**Problem details:**
Only the line with "Give me the" and the lines after it, through the end of the material, belong in the answer; repeat them exactly.
Start of Block
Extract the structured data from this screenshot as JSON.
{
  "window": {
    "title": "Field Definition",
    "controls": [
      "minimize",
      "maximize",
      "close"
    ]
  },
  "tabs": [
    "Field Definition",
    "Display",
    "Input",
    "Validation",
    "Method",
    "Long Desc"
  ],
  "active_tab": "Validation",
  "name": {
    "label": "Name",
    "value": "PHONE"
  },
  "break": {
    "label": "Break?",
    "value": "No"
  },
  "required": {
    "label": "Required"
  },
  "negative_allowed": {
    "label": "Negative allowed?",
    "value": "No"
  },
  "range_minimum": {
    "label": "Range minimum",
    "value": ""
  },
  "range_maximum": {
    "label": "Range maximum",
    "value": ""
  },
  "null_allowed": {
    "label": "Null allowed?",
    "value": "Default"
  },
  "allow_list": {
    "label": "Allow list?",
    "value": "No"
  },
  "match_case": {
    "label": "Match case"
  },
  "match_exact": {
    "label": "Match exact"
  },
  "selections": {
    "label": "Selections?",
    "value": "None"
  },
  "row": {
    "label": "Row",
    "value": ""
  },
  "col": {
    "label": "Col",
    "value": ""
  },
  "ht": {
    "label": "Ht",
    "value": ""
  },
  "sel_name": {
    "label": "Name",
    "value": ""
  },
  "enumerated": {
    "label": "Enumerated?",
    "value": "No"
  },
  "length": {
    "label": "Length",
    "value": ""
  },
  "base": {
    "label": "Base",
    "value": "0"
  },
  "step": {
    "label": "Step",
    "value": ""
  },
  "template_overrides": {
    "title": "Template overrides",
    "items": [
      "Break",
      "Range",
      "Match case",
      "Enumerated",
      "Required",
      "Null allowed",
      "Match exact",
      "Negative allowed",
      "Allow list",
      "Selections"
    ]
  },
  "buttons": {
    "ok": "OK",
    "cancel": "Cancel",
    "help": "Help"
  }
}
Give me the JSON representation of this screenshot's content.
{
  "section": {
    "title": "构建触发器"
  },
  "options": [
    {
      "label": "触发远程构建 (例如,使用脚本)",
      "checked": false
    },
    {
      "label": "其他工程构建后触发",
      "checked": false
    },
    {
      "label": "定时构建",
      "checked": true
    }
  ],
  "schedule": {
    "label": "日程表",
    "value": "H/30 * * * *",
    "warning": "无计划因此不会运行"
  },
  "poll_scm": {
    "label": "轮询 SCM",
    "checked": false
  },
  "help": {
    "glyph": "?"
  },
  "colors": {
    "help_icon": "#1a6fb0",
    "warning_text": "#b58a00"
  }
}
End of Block
**Exercise output:**
Give me the JSON representation of this screenshot's content.
{
  "section": {
    "title": "构建触发器"
  },
  "options": [
    {
      "label": "触发远程构建 (例如,使用脚本)",
      "checked": false
    },
    {
      "label": "其他工程构建后触发",
      "checked": false
    },
    {
      "label": "定时构建",
      "checked": true
    }
  ],
  "schedule": {
    "label": "日程表",
    "value": "H/30 * * * *",
    "warning": "无计划因此不会运行"
  },
  "poll_scm": {
    "label": "轮询 SCM",
    "checked": false
  },
  "help": {
    "glyph": "?"
  },
  "colors": {
    "help_icon": "#1a6fb0",
    "warning_text": "#b58a00"
  }
}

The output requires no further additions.